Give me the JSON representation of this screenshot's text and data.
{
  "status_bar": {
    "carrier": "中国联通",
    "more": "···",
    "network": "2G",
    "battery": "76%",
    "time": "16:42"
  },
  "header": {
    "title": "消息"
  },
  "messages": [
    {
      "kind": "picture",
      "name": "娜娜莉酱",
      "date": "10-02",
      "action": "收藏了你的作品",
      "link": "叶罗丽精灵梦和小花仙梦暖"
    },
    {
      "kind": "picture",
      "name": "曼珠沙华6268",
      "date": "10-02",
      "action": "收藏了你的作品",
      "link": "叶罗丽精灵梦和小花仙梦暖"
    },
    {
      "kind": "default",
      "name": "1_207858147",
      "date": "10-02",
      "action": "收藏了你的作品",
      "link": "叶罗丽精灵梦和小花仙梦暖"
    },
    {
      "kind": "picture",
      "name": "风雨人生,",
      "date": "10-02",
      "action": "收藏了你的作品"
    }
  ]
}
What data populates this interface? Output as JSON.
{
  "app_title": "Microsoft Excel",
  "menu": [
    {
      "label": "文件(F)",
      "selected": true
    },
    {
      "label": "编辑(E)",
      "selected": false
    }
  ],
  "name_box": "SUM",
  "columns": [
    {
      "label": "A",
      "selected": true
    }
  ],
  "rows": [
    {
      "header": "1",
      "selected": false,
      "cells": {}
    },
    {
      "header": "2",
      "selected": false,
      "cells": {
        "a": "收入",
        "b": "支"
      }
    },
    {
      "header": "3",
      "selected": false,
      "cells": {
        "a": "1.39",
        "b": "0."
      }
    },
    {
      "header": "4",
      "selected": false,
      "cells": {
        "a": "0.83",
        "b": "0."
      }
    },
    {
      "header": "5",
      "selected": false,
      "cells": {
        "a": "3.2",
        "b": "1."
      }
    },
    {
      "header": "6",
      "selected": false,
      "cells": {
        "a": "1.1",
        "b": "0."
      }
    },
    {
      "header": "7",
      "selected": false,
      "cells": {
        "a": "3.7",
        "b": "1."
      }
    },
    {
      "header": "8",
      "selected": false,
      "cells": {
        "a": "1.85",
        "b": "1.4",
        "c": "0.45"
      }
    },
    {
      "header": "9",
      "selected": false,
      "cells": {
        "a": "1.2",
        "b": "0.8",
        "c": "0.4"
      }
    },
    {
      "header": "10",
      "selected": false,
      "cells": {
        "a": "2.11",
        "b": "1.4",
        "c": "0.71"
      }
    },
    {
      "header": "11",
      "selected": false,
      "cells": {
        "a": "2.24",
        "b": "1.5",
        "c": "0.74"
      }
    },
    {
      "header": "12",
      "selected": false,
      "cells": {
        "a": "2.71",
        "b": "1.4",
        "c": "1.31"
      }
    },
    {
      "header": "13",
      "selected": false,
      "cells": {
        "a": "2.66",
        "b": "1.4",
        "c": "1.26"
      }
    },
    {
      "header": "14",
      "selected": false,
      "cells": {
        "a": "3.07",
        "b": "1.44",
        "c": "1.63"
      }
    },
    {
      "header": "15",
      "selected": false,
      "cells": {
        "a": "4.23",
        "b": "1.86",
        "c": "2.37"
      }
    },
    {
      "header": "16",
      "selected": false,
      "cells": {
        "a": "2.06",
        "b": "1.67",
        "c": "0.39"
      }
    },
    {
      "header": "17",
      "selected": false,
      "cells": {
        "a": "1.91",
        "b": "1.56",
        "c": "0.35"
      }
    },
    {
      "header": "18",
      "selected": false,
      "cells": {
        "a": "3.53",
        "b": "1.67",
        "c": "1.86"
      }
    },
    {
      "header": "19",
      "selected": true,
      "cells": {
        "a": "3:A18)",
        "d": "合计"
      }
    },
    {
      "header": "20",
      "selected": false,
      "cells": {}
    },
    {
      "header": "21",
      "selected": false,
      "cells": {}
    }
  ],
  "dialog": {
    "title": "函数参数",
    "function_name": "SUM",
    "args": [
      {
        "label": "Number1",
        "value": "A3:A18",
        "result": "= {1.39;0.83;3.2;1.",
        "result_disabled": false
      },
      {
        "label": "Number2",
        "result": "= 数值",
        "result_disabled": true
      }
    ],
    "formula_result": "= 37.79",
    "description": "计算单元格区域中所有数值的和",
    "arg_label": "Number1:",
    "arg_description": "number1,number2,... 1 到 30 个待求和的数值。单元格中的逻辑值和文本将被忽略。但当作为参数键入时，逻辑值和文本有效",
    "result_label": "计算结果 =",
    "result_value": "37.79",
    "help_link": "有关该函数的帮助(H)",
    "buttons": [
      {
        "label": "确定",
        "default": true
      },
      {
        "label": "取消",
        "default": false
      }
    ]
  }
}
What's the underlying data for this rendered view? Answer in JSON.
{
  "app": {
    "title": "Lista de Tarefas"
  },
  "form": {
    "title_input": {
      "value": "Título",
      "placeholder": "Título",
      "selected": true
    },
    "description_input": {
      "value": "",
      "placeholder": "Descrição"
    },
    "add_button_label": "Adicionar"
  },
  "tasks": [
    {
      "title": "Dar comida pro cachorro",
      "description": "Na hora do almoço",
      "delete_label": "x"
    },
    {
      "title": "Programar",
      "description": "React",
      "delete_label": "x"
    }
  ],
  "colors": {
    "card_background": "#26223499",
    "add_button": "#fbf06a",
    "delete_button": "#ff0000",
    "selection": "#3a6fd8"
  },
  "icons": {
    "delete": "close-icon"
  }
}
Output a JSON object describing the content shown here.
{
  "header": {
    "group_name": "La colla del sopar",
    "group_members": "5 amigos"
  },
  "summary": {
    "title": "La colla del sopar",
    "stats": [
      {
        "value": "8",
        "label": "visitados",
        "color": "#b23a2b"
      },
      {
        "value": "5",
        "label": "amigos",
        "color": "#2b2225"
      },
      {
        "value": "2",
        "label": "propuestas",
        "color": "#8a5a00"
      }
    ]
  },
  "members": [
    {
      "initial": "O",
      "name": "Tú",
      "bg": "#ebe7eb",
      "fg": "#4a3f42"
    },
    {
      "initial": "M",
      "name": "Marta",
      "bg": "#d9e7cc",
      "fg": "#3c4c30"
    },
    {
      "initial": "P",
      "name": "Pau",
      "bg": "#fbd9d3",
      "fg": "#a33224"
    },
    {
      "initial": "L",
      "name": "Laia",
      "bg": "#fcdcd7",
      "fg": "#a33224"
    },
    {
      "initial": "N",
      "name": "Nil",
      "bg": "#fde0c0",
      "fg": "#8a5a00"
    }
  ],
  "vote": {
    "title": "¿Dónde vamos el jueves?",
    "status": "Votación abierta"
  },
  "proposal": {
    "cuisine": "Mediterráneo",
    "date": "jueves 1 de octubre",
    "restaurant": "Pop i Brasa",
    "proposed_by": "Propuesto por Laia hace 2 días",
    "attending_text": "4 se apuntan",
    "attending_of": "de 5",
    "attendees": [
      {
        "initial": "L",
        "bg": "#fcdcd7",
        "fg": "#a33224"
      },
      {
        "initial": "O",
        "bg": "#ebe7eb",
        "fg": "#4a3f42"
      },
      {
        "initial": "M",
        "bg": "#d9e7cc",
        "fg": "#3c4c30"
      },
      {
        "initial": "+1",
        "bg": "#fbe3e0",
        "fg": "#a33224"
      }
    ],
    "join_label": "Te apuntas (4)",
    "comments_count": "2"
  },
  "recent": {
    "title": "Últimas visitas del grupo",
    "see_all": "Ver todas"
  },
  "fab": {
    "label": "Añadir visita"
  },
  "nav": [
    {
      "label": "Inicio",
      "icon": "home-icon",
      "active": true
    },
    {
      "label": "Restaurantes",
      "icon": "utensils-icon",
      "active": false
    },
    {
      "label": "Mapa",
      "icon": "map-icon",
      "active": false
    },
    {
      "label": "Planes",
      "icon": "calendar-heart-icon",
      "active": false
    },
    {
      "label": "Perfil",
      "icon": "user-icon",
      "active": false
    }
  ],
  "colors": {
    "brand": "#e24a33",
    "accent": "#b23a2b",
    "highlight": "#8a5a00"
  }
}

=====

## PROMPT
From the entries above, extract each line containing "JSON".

## RESPONSE TO THIS EXERCISE
Give me the JSON representation of this screenshot's text and data.
What data populates this interface? Output as JSON.
What's the underlying data for this rendered view? Answer in JSON.
Output a JSON object describing the content shown here.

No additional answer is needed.